(
2010
).
12.
H.
Rokhsari
,
T. J.
Kippenberg
,
T.
Carmon
, and
K. J.
Vahala
,
Opt. Express
13
,
5293
(
2005
).
13.
T.
Carmon
,
H.
Rokhsari
,
L.
Yang
,
T. J.
Kippenberg
, and
K. J.
Vahala
,
Phys. Rev. Lett.
94
,
223902
(
2005
).
14.
T. J.
Kippenberg
,
H.
Rokhsari
,
T.
Carmon
,
A.
Scherer
, and
K. J.
Vahala
,
Phys. Rev. Lett.
95
,
033901
(
2005
).
15.
F.
Liu
,
S.
Alaie
,
Z. C.
Leseman
, and
M.
Hossein-Zadeh
,
Opt. Express
21
,
19555
(
2013
).
16.
K.
Han
,
K.
Zhu
, and
G.
Bahl
,
Appl. Phys. Lett.
105
,
014103
(
2014
).
17.
K.
Zhu
,
K.
Han
,
T.
Carmon
,
X.
Fan
, and
G.
Bahl
,
Eur. Phys. J.: Spec. Top.
223
,
1937
(
2014
).
18.
G.
Bahl
,
K. H.
Kim
,
W.
Lee
,
J.
Liu
,
X.
Fan
, and
T.
Carmon
,
Nat. Commun.
4
,
1994
(
2013
).
19.
K. H.
Kim
,
G.
Bahl
,
W.
Lee
,
J.
Liu
,
M.
Tomes
,
X.
Fan
, and
T.
Carmon
,
Light: Sci. Appl.
2
,
e110
(
2013
).
20.
K. H.
Kim
and
X.
Fan
,

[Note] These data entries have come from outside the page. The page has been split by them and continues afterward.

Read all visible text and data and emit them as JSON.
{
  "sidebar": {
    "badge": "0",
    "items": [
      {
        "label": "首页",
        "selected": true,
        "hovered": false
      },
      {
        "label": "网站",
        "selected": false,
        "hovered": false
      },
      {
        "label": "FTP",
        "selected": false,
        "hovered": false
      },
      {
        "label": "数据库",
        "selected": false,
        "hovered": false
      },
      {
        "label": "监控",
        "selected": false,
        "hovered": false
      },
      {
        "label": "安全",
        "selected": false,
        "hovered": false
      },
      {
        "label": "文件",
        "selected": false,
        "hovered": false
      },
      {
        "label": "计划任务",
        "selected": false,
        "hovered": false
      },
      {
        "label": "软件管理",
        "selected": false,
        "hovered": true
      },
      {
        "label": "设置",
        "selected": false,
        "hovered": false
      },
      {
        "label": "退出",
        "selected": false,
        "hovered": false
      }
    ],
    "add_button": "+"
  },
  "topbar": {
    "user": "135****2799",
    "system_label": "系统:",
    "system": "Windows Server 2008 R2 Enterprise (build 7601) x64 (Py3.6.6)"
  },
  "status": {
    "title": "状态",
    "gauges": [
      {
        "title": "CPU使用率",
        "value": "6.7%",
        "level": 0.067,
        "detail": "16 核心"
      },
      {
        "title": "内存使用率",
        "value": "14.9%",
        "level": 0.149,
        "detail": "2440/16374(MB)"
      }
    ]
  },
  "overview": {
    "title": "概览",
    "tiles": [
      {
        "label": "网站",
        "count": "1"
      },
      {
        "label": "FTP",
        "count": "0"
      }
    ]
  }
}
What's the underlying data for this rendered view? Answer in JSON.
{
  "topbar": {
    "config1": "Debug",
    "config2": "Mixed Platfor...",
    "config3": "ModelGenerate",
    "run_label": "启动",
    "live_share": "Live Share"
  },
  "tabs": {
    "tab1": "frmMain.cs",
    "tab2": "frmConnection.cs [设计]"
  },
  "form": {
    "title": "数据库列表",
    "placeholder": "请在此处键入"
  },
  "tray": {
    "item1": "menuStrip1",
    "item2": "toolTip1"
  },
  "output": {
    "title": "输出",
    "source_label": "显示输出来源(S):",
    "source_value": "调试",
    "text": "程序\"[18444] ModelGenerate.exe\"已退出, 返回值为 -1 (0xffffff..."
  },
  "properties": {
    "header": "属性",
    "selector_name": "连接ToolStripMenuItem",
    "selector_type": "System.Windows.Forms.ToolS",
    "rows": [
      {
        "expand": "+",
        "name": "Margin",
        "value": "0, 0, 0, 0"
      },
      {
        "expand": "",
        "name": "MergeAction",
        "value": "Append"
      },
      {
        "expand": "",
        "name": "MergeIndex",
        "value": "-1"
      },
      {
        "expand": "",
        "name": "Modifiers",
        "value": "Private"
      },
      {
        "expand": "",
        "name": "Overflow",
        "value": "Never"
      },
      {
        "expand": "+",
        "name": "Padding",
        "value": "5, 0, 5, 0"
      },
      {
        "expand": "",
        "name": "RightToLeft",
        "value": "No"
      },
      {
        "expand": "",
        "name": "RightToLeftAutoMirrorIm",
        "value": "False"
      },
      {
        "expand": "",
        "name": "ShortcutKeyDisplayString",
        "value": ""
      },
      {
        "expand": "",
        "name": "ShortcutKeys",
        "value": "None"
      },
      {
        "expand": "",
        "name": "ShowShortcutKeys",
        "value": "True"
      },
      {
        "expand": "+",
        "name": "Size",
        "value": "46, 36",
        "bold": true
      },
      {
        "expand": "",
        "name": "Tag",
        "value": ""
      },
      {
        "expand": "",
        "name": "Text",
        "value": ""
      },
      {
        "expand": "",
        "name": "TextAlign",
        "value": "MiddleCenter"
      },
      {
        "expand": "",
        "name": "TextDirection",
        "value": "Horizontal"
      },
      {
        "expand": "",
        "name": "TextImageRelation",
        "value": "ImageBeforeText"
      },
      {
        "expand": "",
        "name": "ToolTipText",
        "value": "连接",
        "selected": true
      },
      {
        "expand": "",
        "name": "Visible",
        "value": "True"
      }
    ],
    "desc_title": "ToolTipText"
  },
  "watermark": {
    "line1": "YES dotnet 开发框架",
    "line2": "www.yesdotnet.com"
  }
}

Appl. Phys. Lett.
105
,
191101
(
2014
).
21.
K.
Han
,
J.
Kim
, and
G.
Bahl
,
Optica
3
,
585
(
2016
).
22.
J.
Knight
,
G.
Cheung
,
F.
Jacques
, and
T.
Birks
,
Opt. Lett.
22
,
1129
(
1997
).
23.
M.
Gorodetsky
and
V. S.
Ilchenko
,
J. Opt. Soc. Am. B
16
,
147
(
1999
).
24.
K.
Han
,
K. H.
Kim
,
J.
Kim
,
W.
Lee
,
J.
Liu
,
X.
Fan
,
T.
Carmon
, and
G.
Bahl
,
J. Visualized Exp.
87
,
e51497
(
2014
).
25.
K. H.
Lee
,
T. G.
McRae
,
G. I.
Harris
,
J.
Knittel
, and
W. P.
Bowen
,
Phys. Rev. Lett.
104
,
123604
(
2010
).
26.
M. A.
Taylor
,
A.
Szorkovszky
,
J.
Knittel
,
K. H.
Lee
,
T. G.
Mcrae
, and
W. P.
Bowen
,
Opt. Express
20
,
12742
(
2012
).
28.
D. W.
Allan
,
N.
Ashby
, and
C. C.
Hodge
, Hewlett Packard, AN1289,
1997
.
29.
K.
Han
,
J. H.
Kim
, and
G.
Bahl
,
Opt. Express
22
,
1267
(
2014
).
30.
Y.
Yang
,
S.
Saurabh
,
J. M.
Ward
, and
S.
Nic Chormaic
,
Opt. Express
24
,
294
(
2016
).